- _AIM OF THE EXERCISE_:
Return the lines below that carry the word "icon".

- _DATASET RECORDS_:
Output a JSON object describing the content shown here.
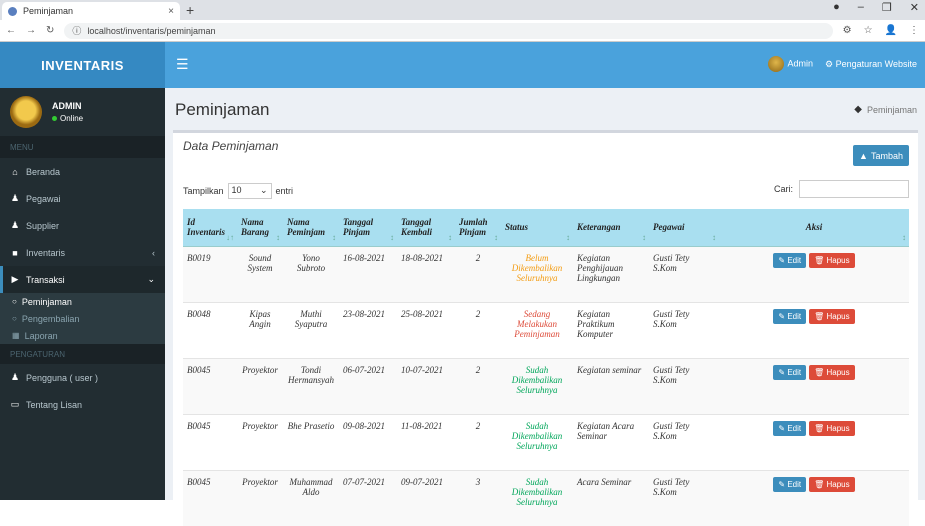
{
  "browser": {
    "tab_title": "Peminjaman",
    "url": "localhost/inventaris/peminjaman",
    "new_tab": "+",
    "close_tab": "×"
  },
  "navbar": {
    "brand": "INVENTARIS",
    "user": "Admin",
    "menu_link": "Pengaturan Website"
  },
  "sidebar": {
    "user_name": "ADMIN",
    "user_status": "Online",
    "header": "MENU",
    "items": [
      {
        "label": "Beranda",
        "icon": "home-icon"
      },
      {
        "label": "Pegawai",
        "icon": "user-icon"
      },
      {
        "label": "Supplier",
        "icon": "users-icon"
      },
      {
        "label": "Inventaris",
        "icon": "box-icon"
      },
      {
        "label": "Transaksi",
        "icon": "cart-icon"
      }
    ],
    "sub_items": [
      {
        "label": "Peminjaman"
      },
      {
        "label": "Pengembalian"
      },
      {
        "label": "Laporan"
      }
    ],
    "header2": "PENGATURAN",
    "items2": [
      {
        "label": "Pengguna ( user )",
        "icon": "user-icon"
      },
      {
        "label": "Tentang Lisan",
        "icon": "laptop-icon"
      }
    ]
  },
  "content": {
    "page_title": "Peminjaman",
    "breadcrumb": "Peminjaman",
    "box_title": "Data Peminjaman",
    "add_button": "Tambah",
    "show_label": "Tampilkan",
    "entries_value": "10",
    "entries_label": "entri",
    "search_label": "Cari:",
    "search_value": ""
  },
  "table": {
    "headers": [
      "Id Inventaris",
      "Nama Barang",
      "Nama Peminjam",
      "Tanggal Pinjam",
      "Tanggal Kembali",
      "Jumlah Pinjam",
      "Status",
      "Keterangan",
      "Pegawai",
      "Aksi"
    ],
    "rows": [
      {
        "id": "B0019",
        "barang": "Sound System",
        "peminjam": "Yono Subroto",
        "pinjam": "16-08-2021",
        "kembali": "18-08-2021",
        "jumlah": "2",
        "status": "Belum Dikembalikan Seluruhnya",
        "status_type": "orange",
        "ket": "Kegiatan Penghijauan Lingkungan",
        "pegawai": "Gusti Tety S.Kom"
      },
      {
        "id": "B0048",
        "barang": "Kipas Angin",
        "peminjam": "Muthi Syaputra",
        "pinjam": "23-08-2021",
        "kembali": "25-08-2021",
        "jumlah": "2",
        "status": "Sedang Melakukan Peminjaman",
        "status_type": "red",
        "ket": "Kegiatan Praktikum Komputer",
        "pegawai": "Gusti Tety S.Kom"
      },
      {
        "id": "B0045",
        "barang": "Proyektor",
        "peminjam": "Tondi Hermansyah",
        "pinjam": "06-07-2021",
        "kembali": "10-07-2021",
        "jumlah": "2",
        "status": "Sudah Dikembalikan Seluruhnya",
        "status_type": "green",
        "ket": "Kegiatan seminar",
        "pegawai": "Gusti Tety S.Kom"
      },
      {
        "id": "B0045",
        "barang": "Proyektor",
        "peminjam": "Bhe Prasetio",
        "pinjam": "09-08-2021",
        "kembali": "11-08-2021",
        "jumlah": "2",
        "status": "Sudah Dikembalikan Seluruhnya",
        "status_type": "green",
        "ket": "Kegiatan Acara Seminar",
        "pegawai": "Gusti Tety S.Kom"
      },
      {
        "id": "B0045",
        "barang": "Proyektor",
        "peminjam": "Muhammad Aldo",
        "pinjam": "07-07-2021",
        "kembali": "09-07-2021",
        "jumlah": "3",
        "status": "Sudah Dikembalikan Seluruhnya",
        "status_type": "green",
        "ket": "Acara Seminar",
        "pegawai": "Gusti Tety S.Kom"
      }
    ],
    "edit_label": "Edit",
    "delete_label": "Hapus"
  },
  "colors": {
    "navbar": "#4aa2dc",
    "sidebar": "#222d32",
    "table_header": "#a9dff0",
    "edit": "#3c8dbc",
    "delete": "#dd4b39"
  }
}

- _SOLUTION TO THIS TASK_:
        "icon": "home-icon"
        "icon": "user-icon"
        "icon": "users-icon"
        "icon": "box-icon"
        "icon": "cart-icon"
        "icon": "user-icon"
        "icon": "laptop-icon"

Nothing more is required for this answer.